--- PROVIDED RECORDS Enclosed Below ---

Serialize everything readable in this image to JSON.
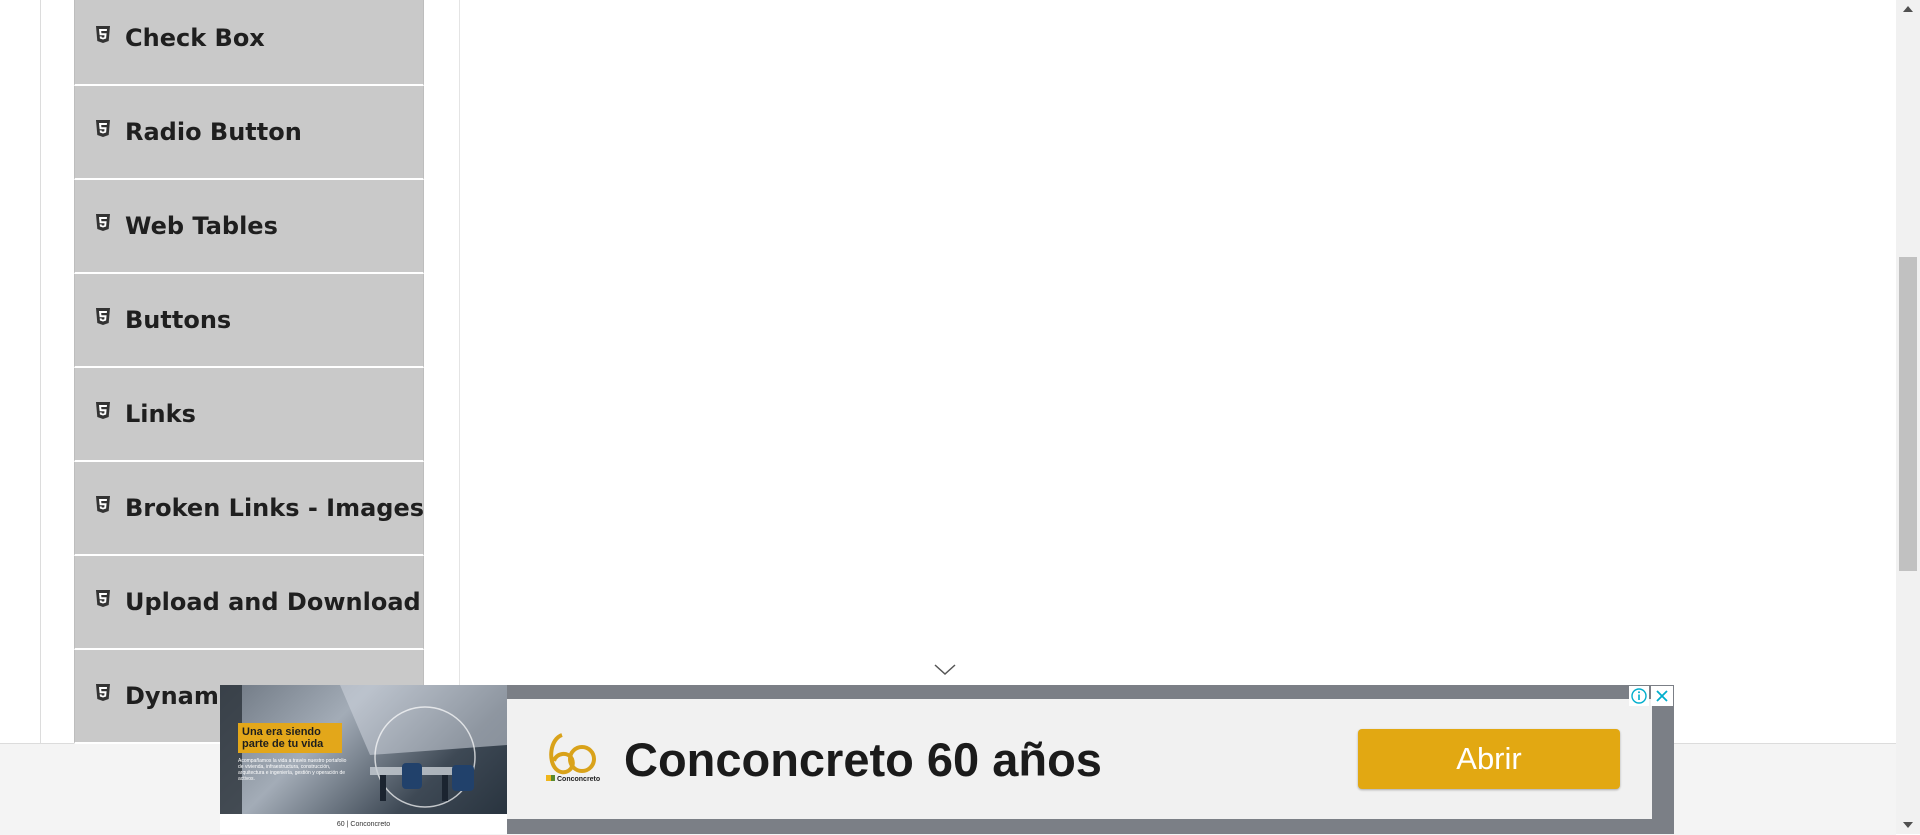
{
  "sidebar": {
    "items": [
      {
        "label": "Check Box",
        "icon": "html5-icon"
      },
      {
        "label": "Radio Button",
        "icon": "html5-icon"
      },
      {
        "label": "Web Tables",
        "icon": "html5-icon"
      },
      {
        "label": "Buttons",
        "icon": "html5-icon"
      },
      {
        "label": "Links",
        "icon": "html5-icon"
      },
      {
        "label": "Broken Links - Images",
        "icon": "html5-icon"
      },
      {
        "label": "Upload and Download",
        "icon": "html5-icon"
      },
      {
        "label": "Dynamic",
        "icon": "html5-icon"
      }
    ]
  },
  "ad": {
    "headline": "Conconcreto 60 años",
    "cta_label": "Abrir",
    "image_tagline": "Una era siendo parte de tu vida",
    "image_body": "Acompañamos la vida a través nuestro portafolio de vivienda, infraestructura, construcción, arquitectura e ingeniería, gestión y operación de activos.",
    "logo_brand": "Conconcreto",
    "image_logo_text": "60 | Conconcreto",
    "brand_color": "#e2a812",
    "info_icon": "info-icon",
    "close_icon": "close-icon"
  }
}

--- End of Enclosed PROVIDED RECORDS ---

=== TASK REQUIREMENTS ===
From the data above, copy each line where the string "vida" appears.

=== RESULT ===
    "image_tagline": "Una era siendo parte de tu vida",
    "image_body": "Acompañamos la vida a través nuestro portafolio de vivienda, infraestructura, construcción, arquitectura e ingeniería, gestión y operación de activos.",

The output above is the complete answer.